When it comes to food, it’s no secret that smell is important too. Hanna-Barbera’s depiction of cartoon characters hypnotised by pies on the windowsill is clearly an exaggeration…but they do have a point. We know that the smell of freshly baked bread sells houses. No prizes for guessing that it sells bread too.
Many people believe that supermarkets pipe the smell of bread into their stores. That’s not strictly true; most supermarkets have bakeries in store to create the smell and make the bread. But it is the case in others.
M&M’s World in London famously injects a powerful aroma of chocolate into the store and cinemas routinely pipe the smell of popcorn into the foyer.

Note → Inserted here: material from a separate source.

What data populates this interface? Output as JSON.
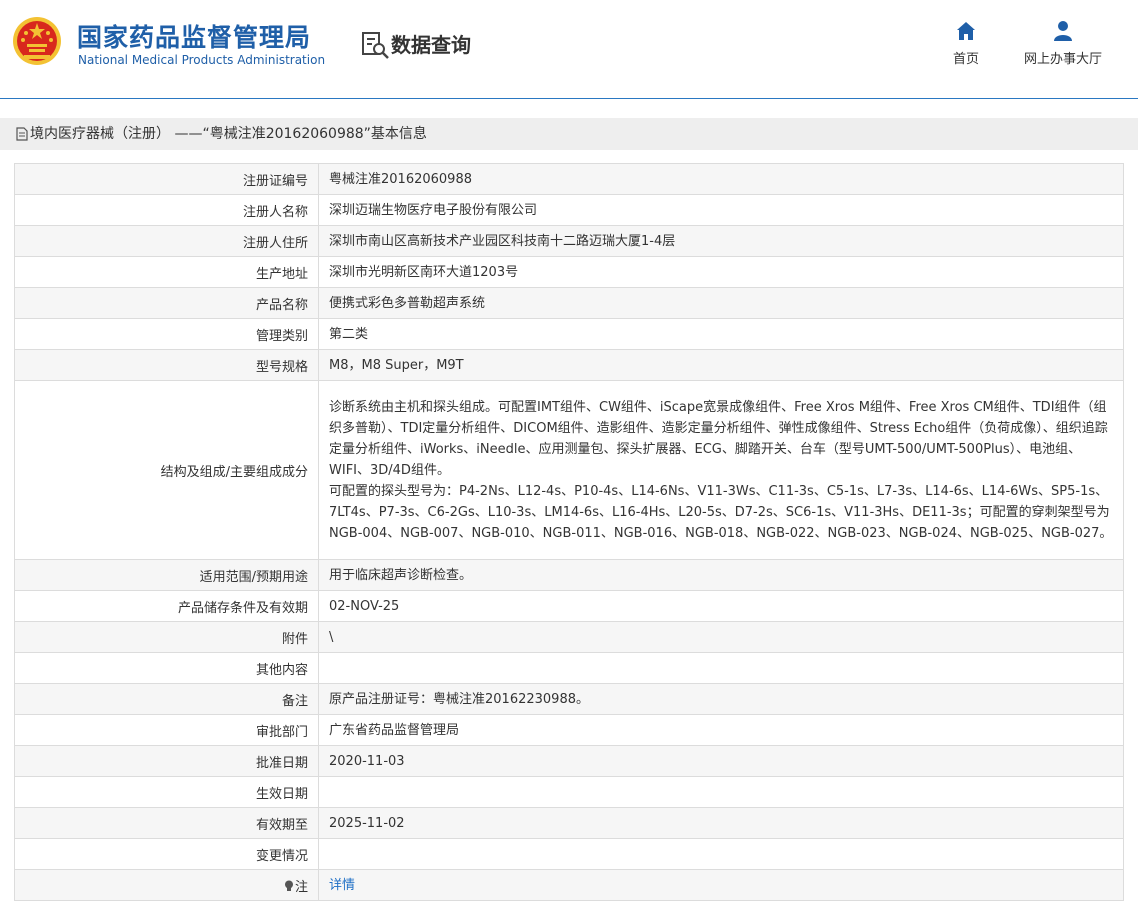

Instant coffee is a bit of theatre too – the smell you get when you open a jar is actually a ‘coffee aroma’ pumped in just before sealing.
Not only does this get our stomachs rumbling and boost our perceptions of quality, but it also helps us to remember our experience. The sense of smell is closely linked with memory, probably more so than any of our other senses. This can often be a pleasant memory, but I’m still trying to forget the deep pungency of the twilight Hollister experience!

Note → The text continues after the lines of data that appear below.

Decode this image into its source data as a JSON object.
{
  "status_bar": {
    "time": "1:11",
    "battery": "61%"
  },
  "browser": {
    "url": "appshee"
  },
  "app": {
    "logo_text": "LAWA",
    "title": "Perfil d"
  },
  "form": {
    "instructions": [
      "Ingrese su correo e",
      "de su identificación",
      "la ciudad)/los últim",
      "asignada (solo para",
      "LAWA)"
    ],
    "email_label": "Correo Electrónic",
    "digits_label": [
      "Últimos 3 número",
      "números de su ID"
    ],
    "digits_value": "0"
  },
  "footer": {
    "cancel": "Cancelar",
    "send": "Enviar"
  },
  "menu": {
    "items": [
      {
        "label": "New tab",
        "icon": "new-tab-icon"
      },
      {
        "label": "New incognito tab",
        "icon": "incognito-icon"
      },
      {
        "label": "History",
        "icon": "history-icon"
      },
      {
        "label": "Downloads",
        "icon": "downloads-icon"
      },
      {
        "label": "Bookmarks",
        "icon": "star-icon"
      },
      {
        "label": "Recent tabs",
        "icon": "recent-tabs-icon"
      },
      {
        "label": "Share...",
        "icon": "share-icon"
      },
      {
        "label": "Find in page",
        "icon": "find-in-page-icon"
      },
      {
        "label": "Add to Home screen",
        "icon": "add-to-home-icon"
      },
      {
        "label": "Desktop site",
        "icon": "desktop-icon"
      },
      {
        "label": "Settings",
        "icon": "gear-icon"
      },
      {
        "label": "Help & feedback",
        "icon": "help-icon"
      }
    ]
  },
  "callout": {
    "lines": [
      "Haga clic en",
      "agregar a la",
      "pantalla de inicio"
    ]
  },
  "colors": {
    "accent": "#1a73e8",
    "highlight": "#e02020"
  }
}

Sound can certainly influence customer journeys in store. The ‘piped’ music is often on a depressing loop – Christmas is a terrible time for sales assistants. The increase in DJs blasting club music (looking at you Topshop Oxford Street), may seem disturbing to some, but for its target market, it’s a draw.

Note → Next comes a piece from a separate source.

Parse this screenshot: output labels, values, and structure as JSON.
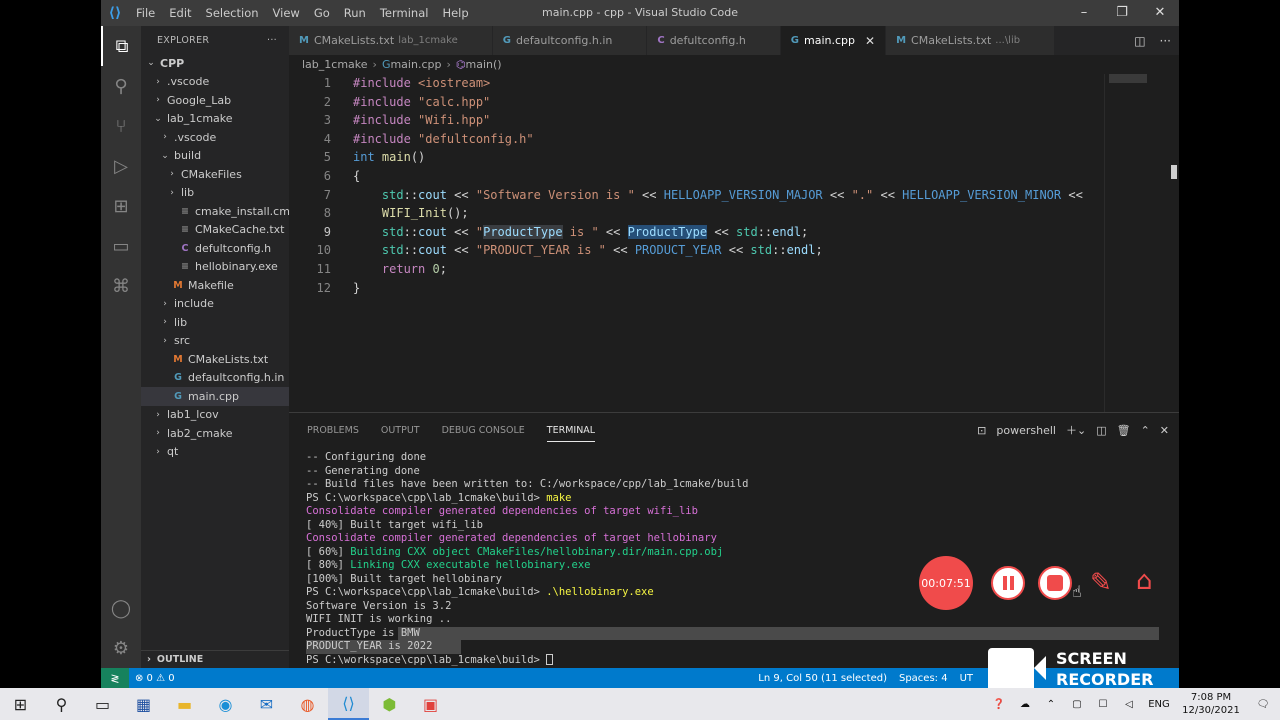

Research by Mood Media has found that more than three quarters of Generation Z consumers (aged 18-24) say they would like the opportunity to influence music played in store too.
But it runs deeper than that. One study looking at the effect of music tempo on consumer behaviour in a restaurant found that when establishments play slow music, customers spend significantly more time in the restaurant than if they play fast music.
Can anyone turn down the offer of free food? Grocers introducing opportunities to taste products instore is a value-add for consumers for this quite obvious reason. It allows retailers to show off their products, particularly new product development (NPD) launches – Costco and M&S excel here – and demonstrate their quality.
Breweries and wineries have built a business model around inviting customers for tastings, offering free or low-cost samples of their product before they commit to a full bottle. In this sector, research in the US has shown that after a tasting, a shopper is 93 percent more likely to spend an additional $10 buying an extra bottle of wine, and 92 percent more likely to repurchase the wine in the future.
Some non-food retailers can benefit too. In July, high street stalwart Next announced it would open prosecco bars and Italian restaurants instore to help drive footfall. In a similar vein, Waitrose have added fresh sushi bars to several stores. It’s an exercise that pure-play retailers can’t compete with, and adds a reason to visit the bricks-and-mortar store.
Touch is important too. Anyone who says they don’t prod their avocados before purchase is not doing it right.
The ability to pick up products, to touch or feel them, again reinforces trust in both product and retailer. While online shopping is ultra-convenient, not being able to try-before-you-buy is a real barrier to purchase.
These pure-players are making changes to their business models accordingly: research has found 67 percent of e-commerce brands that have received funding of over $6m have opened a physical store within the last 36 months as they recognise the importance of having a physical presence. Their belief in the power of the retail store is well founded: 60 percent of Generation Z customers, who by their very definition are digital natives, prefer to purchase in-store.
At a time when customers are literally seeking a new sense of direction when it comes to their shopping habits, it’s more important than ever that retailers appeal to the senses in-store.
To succeed in today’s retail climate, stores must be refocused, and go back to those five basic senses.